Tuesday, Curry County Commissioners approved a Joint Land Use Study aimed at identifying potential issues between Cannon Air Force Base’s new mission and surrounding communities.
Study project manager Rudy Bauer told commissioners his group had worked closely with regional committees and involved the public heavily in the project, which took less than a year to complete.
The resulting plan is a study of not just Cannon, but local economy, growth potential and expected industry growth in renewable energy and other areas Bauer said.
In response to the concerns of local residents, Bauer also said the study’s goals were expanded to include “protection of private property rights.”
Commissioner Frank Blackburn said he couldn’t vote in support because all the residents he has spoken to have been opposed to it for fear it will cause loss of property rights and economic development opportunities.
“I have lived around that base all my life, within a mile of it. We’ve been pulled this way and that way,” Blackburn said.
“I’m concerned about the opposition to this plan. The people in the county (don’t want it) … How can I vote for it if everybody’s against it?”
Blackburn said he also felt like there are strings attached and when the region tries to pursue future opportunities, the Office of Economic Adjustment and federal government would expect communities to follow the recommendations of the plan.

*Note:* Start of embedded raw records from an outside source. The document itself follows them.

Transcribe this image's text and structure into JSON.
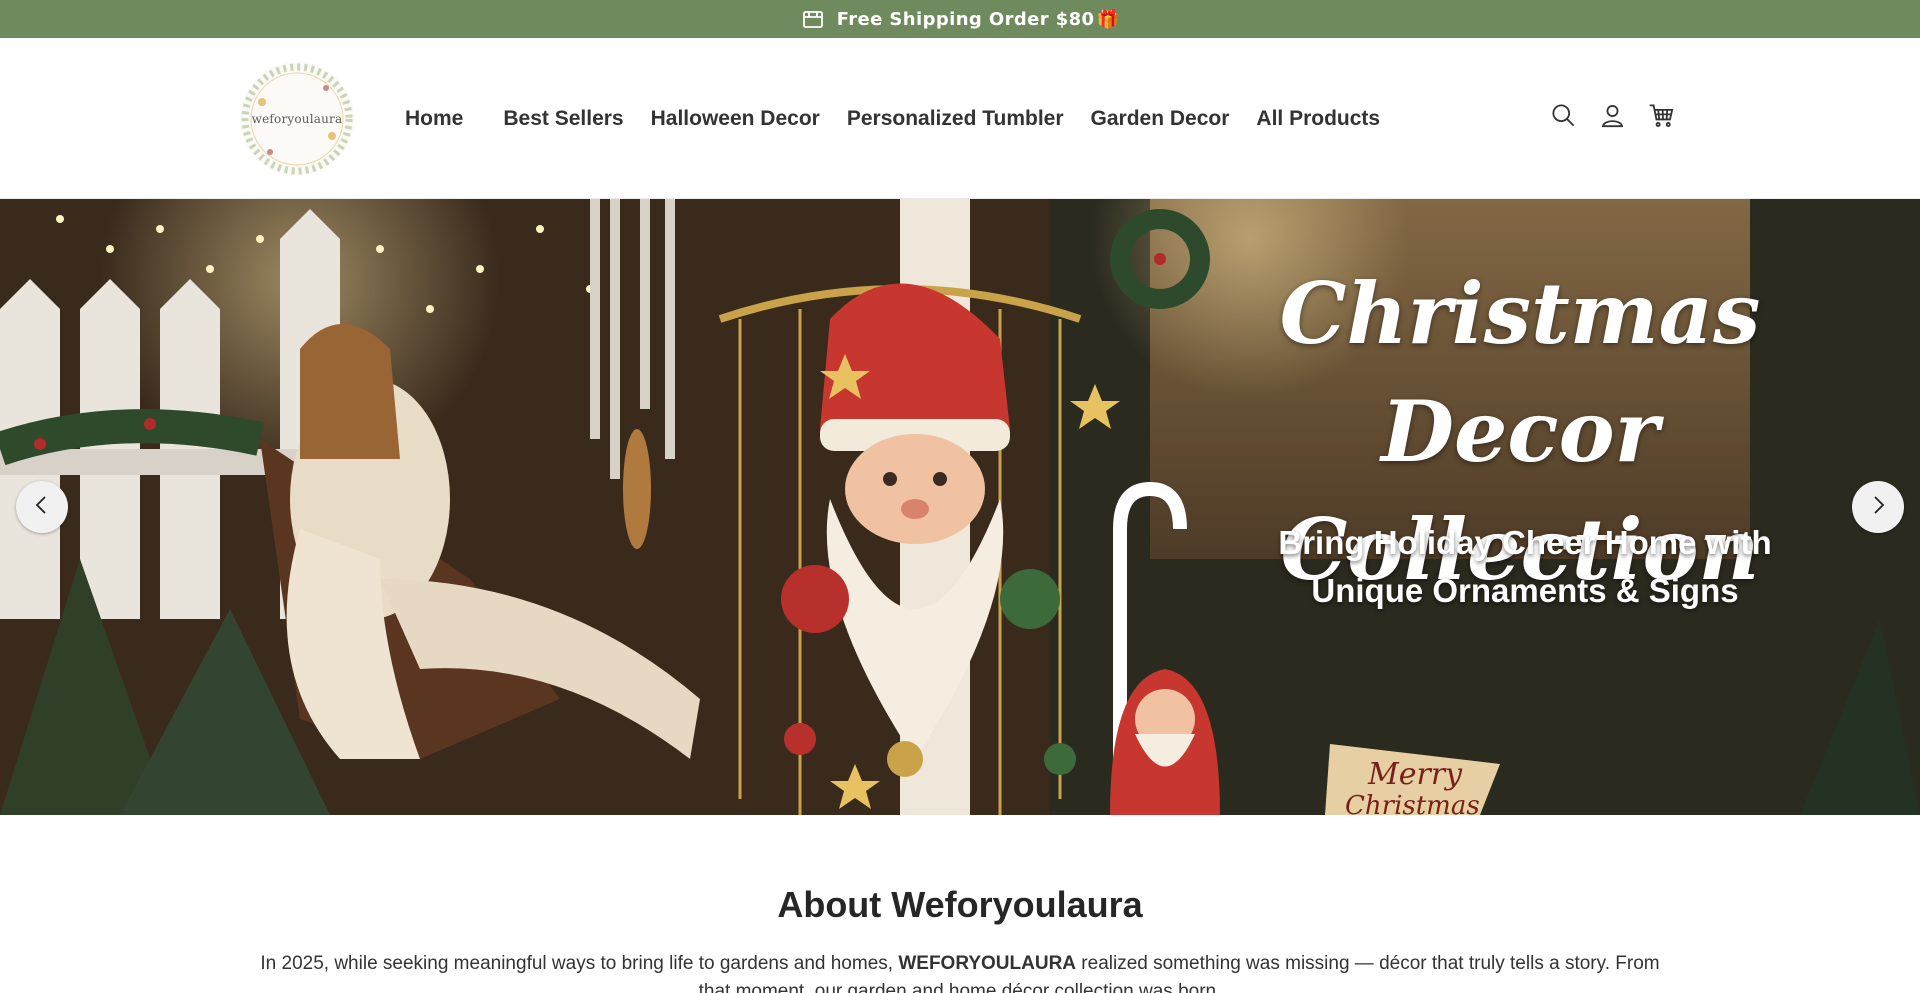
{
  "announcement": {
    "text": "Free Shipping Order $80",
    "emoji": "🎁",
    "icon": "gift-box-icon"
  },
  "header": {
    "logo_text": "weforyoulaura",
    "nav": [
      "Home",
      "Best Sellers",
      "Halloween Decor",
      "Personalized Tumbler",
      "Garden Decor",
      "All Products"
    ],
    "icons": [
      "search-icon",
      "account-icon",
      "cart-icon"
    ]
  },
  "hero": {
    "title_line1": "Christmas",
    "title_line2": "Decor Collection",
    "subtitle_line1": "Bring Holiday Cheer Home with",
    "subtitle_line2": "Unique Ornaments & Signs",
    "sign_text_line1": "Merry",
    "sign_text_line2": "Christmas",
    "prev_icon": "chevron-left-icon",
    "next_icon": "chevron-right-icon"
  },
  "about": {
    "title": "About Weforyoulaura",
    "body_prefix": "In 2025, while seeking meaningful ways to bring life to gardens and homes, ",
    "body_brand": "WEFORYOULAURA",
    "body_suffix": " realized something was missing — décor that truly tells a story. From that moment, our garden and home décor collection was born."
  },
  "colors": {
    "announcement_bg": "#6f8b5e",
    "text_dark": "#333333"
  }
}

“It’s the old crack the door theory (it starts out little bit by little bit) … The people in this area don’t support this,” Blackburn said. “The best security this base can have … is good neighbors.”
The plan gives suggests things communities can do to support and enhance the presence of Cannon in the area. Bauer stressed those are just recommendations.
“This plan doesn’t do anything, all it does is give you a toolbox,” Bauer said, explaining that all the language residents objected to was removed from the final plan.
And he said, “There’s no hammer here that allows the OEA to tell you what to do.”
The plan was approved by commissioners on a 4-1 vote with Blackburn dissenting.
Other commissioners voiced support of the JLUS, referring to it as a valuable eye-opening tool.
Commission Chairman Caleb Chandler said he thinks the plan is actually a step toward being good neighbors.
“The theme of this plan is talk often, talk early,” he said. “Now we have an organized, structured plan to proceed with.”
The plan was also approved unanimously Tuesday by the Roosevelt County Commission.
In other business, commissioners:
• Heard a request from Sheriff Matt Murray and Village of Grady Mayor Wesley Shafer to enter into a joint powers agreement for law enforcement services in Grady.
Murray said for 12 years, the sheriff has had an agreement to provide police service to Grady in exchange for money from a law enforcement grant the village obtains. The village uses the $20,000 grant each year to buy law enforcement equipment for the village and the remainder pays for training for sheriff’s deputies.
County Attorney Steve Doerr said he does not believe the sheriff has legal authority to enter into a joint powers agreement with the village and that it should instead be the county. He recommended the commission wait to give their approval until he can research the issue.
Commissioners said they would address the issue in a special meeting later this month.
• Heard from resident Chuck Roberts, who asked the county to post a speed limit sign near his home on Curry Road H north of Clovis. Roberts said the road isn’t marked and vehicles drive by his home at high speeds, causing him concern for the safety of his neighbor’s children and other residents.
Commissioners instructed the county manager to look into the issue of placing speed limit signs in Roberts and other residential areas.
• Approved a request from Fairgrounds and Events Center Manager Kevin Jolley to grade and surface the carnival area of the fairgrounds. Jolley said the carnival vendor that worked with the fair last year offered to give a $50,000 donation to the fairgrounds to fix drainage issues and surface the carnival area in exchange for a seven-year contract and fair sponsorship.
Flooding from rains during the fair make the area impassable due to mud and standing water, Jolley said, and creates accessibility issues for fair visitors with disabilities.
Jolley said with the commission’s approval, work would begin Tuesday.
• Heard a report from jail Administrator Keith Norwood, who said he continues to send inmates to other facilities when they refuse to comply with the rules at the detention center. He said he has also been receiving support from the courts and prosecutors, who are signing sentencing reports faster, allowing inmates to be sent to state prisons more quickly.
County Attorney Stephen Doerr also said Norwood would be meeting with judges about the possibility of scheduling a weekly time slot for them to review inmate status and process inmates who are eligible for release or have other options beside being housed at the jail.
• County Manager Lance Pyle said he will be announcing public notice later this week regarding an 8:30 a.m. Saturday meeting of the courthouse and jail citizens’ committees, which will be open to the public.